The automation tool Terraform from Hashicorp provides one way to automate IaC and SIaC.

Terraform for Infrastructure as Code
What is Terraform and why is it important?

From Hashicorp’s Terraform Site:
“Terraform allows infrastructure to be expressed as code in a simple, human readable language called HCL (HashiCorp Configuration Language). It reads configuration files and provides an execution plan of changes, which can be reviewed for safety and then applied and provisioned.”

Terraform enables DevOps teams to apply and manage changes to hundreds of cloud providers to reach the desired state of the configuration.
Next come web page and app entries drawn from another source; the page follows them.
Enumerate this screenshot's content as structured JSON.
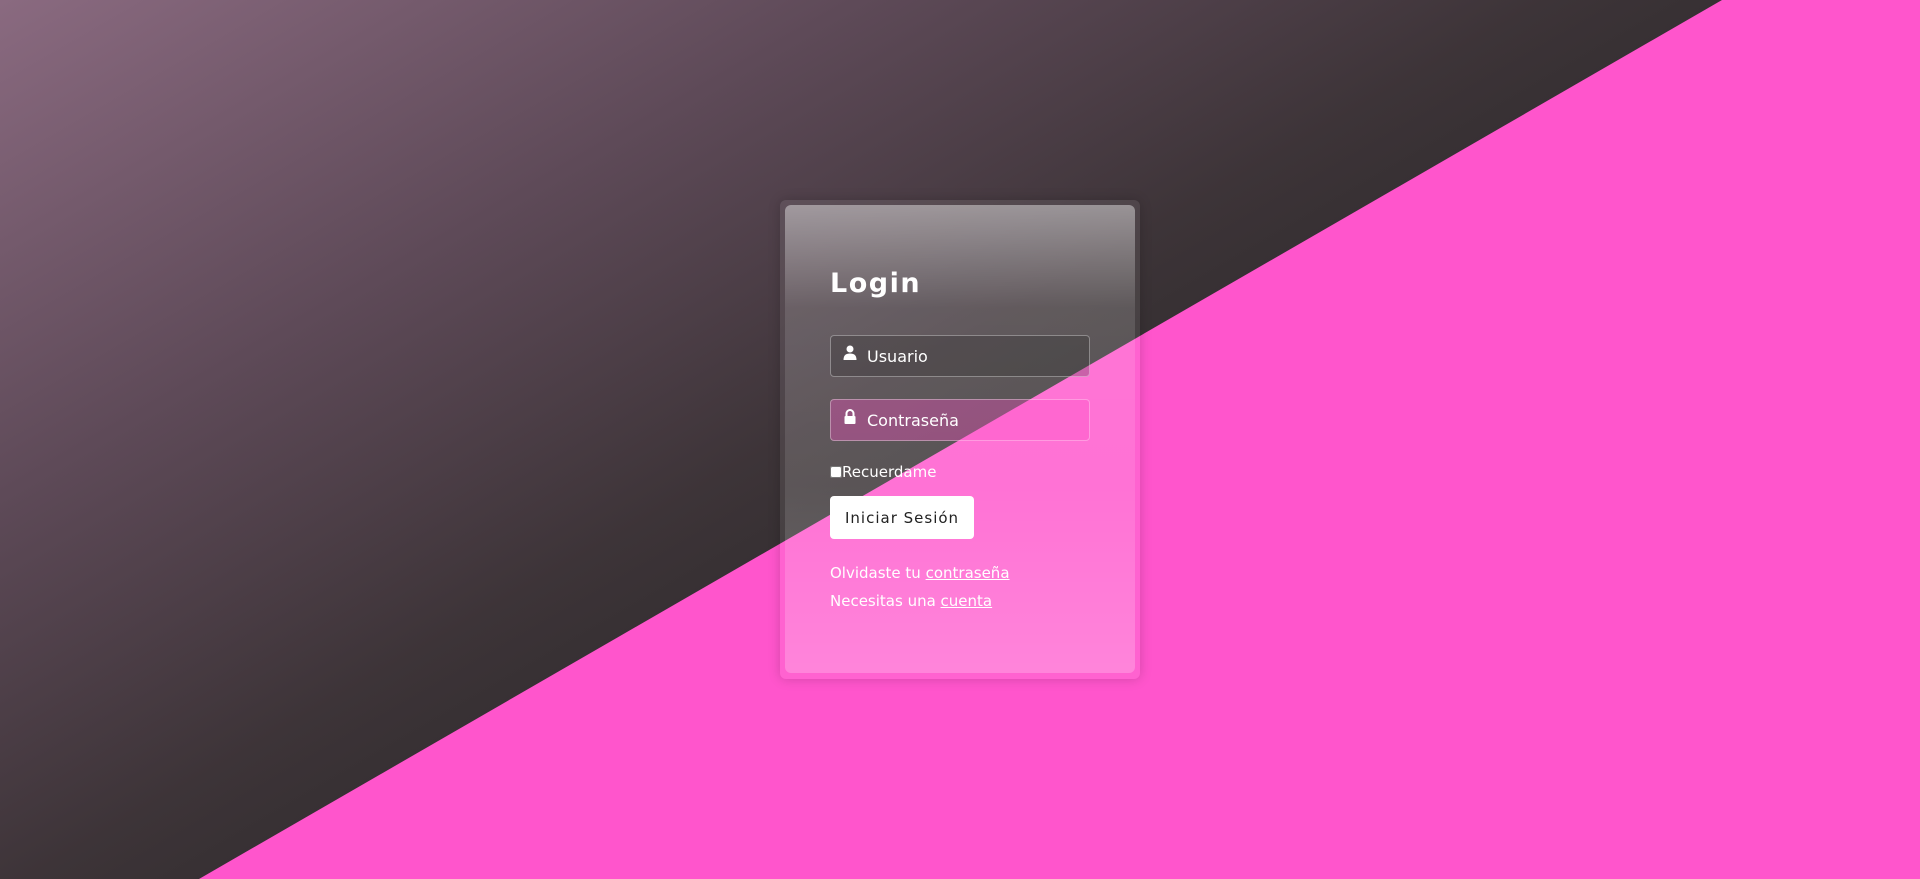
{
  "colors": {
    "accent_pink": "#ff55cc",
    "dark_background": "#262626",
    "text": "#ffffff"
  },
  "login": {
    "title": "Login",
    "username_placeholder": "Usuario",
    "username_icon": "user-icon",
    "password_placeholder": "Contraseña",
    "password_icon": "lock-icon",
    "remember_label": "Recuerdame",
    "remember_checked": false,
    "submit_label": "Iniciar Sesión",
    "forgot_prefix": "Olvidaste tu ",
    "forgot_link": "contraseña",
    "signup_prefix": "Necesitas una ",
    "signup_link": "cuenta"
  }
}
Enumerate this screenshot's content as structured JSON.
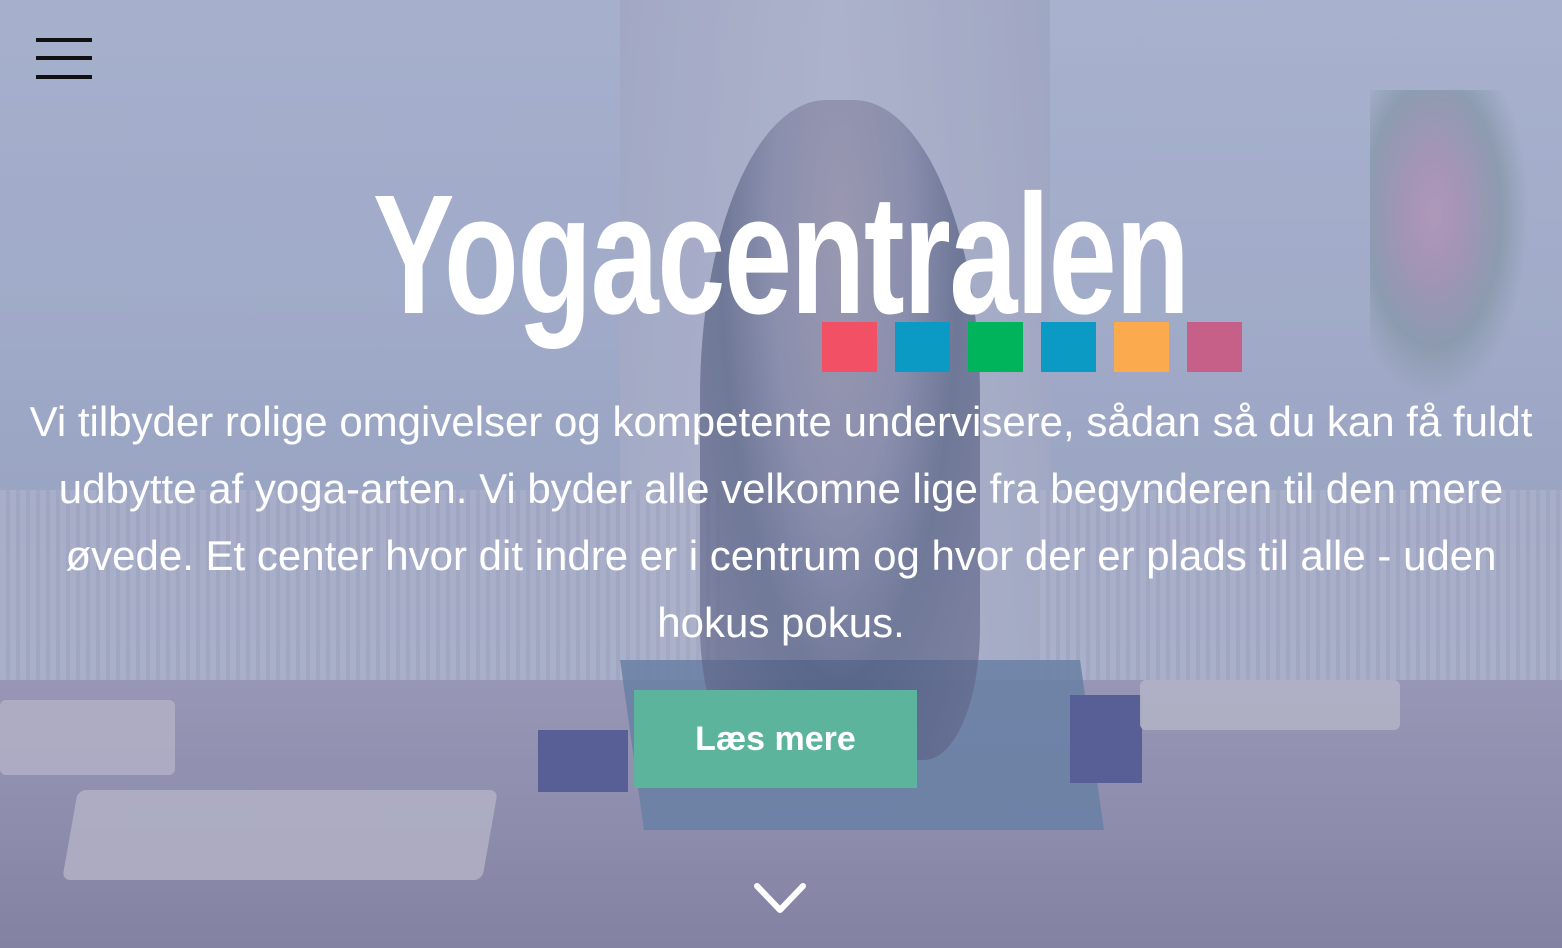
{
  "header": {
    "menu_icon": "hamburger-menu-icon"
  },
  "hero": {
    "title": "Yogacentralen",
    "logo_squares": [
      "#f25064",
      "#0b9ac4",
      "#00b45c",
      "#0b9ac4",
      "#fbab4e",
      "#c66089"
    ],
    "description": "Vi tilbyder rolige omgivelser og kompetente undervisere, sådan så du kan få fuldt udbytte af yoga-arten. Vi byder alle velkomne lige fra begynderen til den mere øvede. Et center hvor dit indre er i centrum og hvor der er plads til alle - uden hokus pokus.",
    "cta_label": "Læs mere",
    "cta_color": "#5db49c",
    "scroll_icon": "chevron-down-icon"
  },
  "colors": {
    "text": "#ffffff",
    "menu_icon": "#111111"
  }
}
These include public cloud providers such as AWS, Azure, Google, IBM Cloud as well as platforms like Kubernetes and VMWare.

By using a tool like Terraform, new infrastructure such as Kubernetes clusters can be deployed quickly and securely, with appropriate configurations for locking down the hosts, networks, and orchestration platform.

For example, this simple example deploys a three compute instances of type ‘f1-micro’ with debian on GKE:

Running this IaC deployment is as simple as:

●  $ terraform init

●  $ terraform plan

●  $ terraform apply

And removing it is as simple as ‘$ terraform destroy’.

Of course, a production deployment would require many more parameters including initial configuration of the orchestration environment according to security best practices.

Security as Code for Protecting Kubernetes

Once the Kubernetes infrastructure is deployed securely, the next challenge is to enforce those security configurations and protect application workloads which run on it. In order to do this, we’ll need to deploy and configure the NeuVector Container Security Platform.

There are many tools to automate this deployment and configuration, including NeuVector Helm Charts, Operators, and Configmaps. Again, Terraform can work with these to automate the deployment of NeuVector and pre-configure security policies. This combination can ensure that a NeuVector security platform is deployed properly and configured to automatically begin auditing and securing the infrastructure.


Once NeuVector is deployed and configured it can be used to build security into the application pipeline so that application security policies are enforced. These policies can declare the allowed behavior of every new or updated workload and can be automatically deployed to production before the application starts to run. Kubernetes provides a powerful mechanism for this Security As Code called Custom Resource definitions (CRDs).

Below is an example of a ‘security as code’ yaml snippet in the NeuVector CRD format for declaring the allowed network, process, and file behavior of a node.js application.

The example above describes the ingress and egress connections allowed for the node.js application, including protocols as well as allowed processes in the running containers. This code, together with all other code for each application deployed, can be managed in a typical gitops automation workflow. In addition, OPA can be used, which is one of the security policy frameworks which integrates with Kubernetes. NeuVector’s CRD security policies can be a natural extension of OPA’s Kubernetes Gatekeeper.

How to Use Terraform to Deploy Secure Infrastructure as Code

In our next blog post, we’ll provide you with specific examples of deploying a secure Kubernetes cluster using Terraform. Then we’ll cover deploying and configuring NeuVector and sample applications securely using Terraform. Stay tuned for a downloadable guide … but in the meantime you can check out this webinar which includes the demos.

Read Part 2 of this blog.

Avatar photo
Glen Kosaka Glen is head of product security at SUSE. Glen has more than 20 years of experience in enterprise security, marketing SaaS and infrastructure software. He has held executive management positions at NeuVector, Trend Micro, Provilla, Reactivity, Resonate, Quantum and Rignite.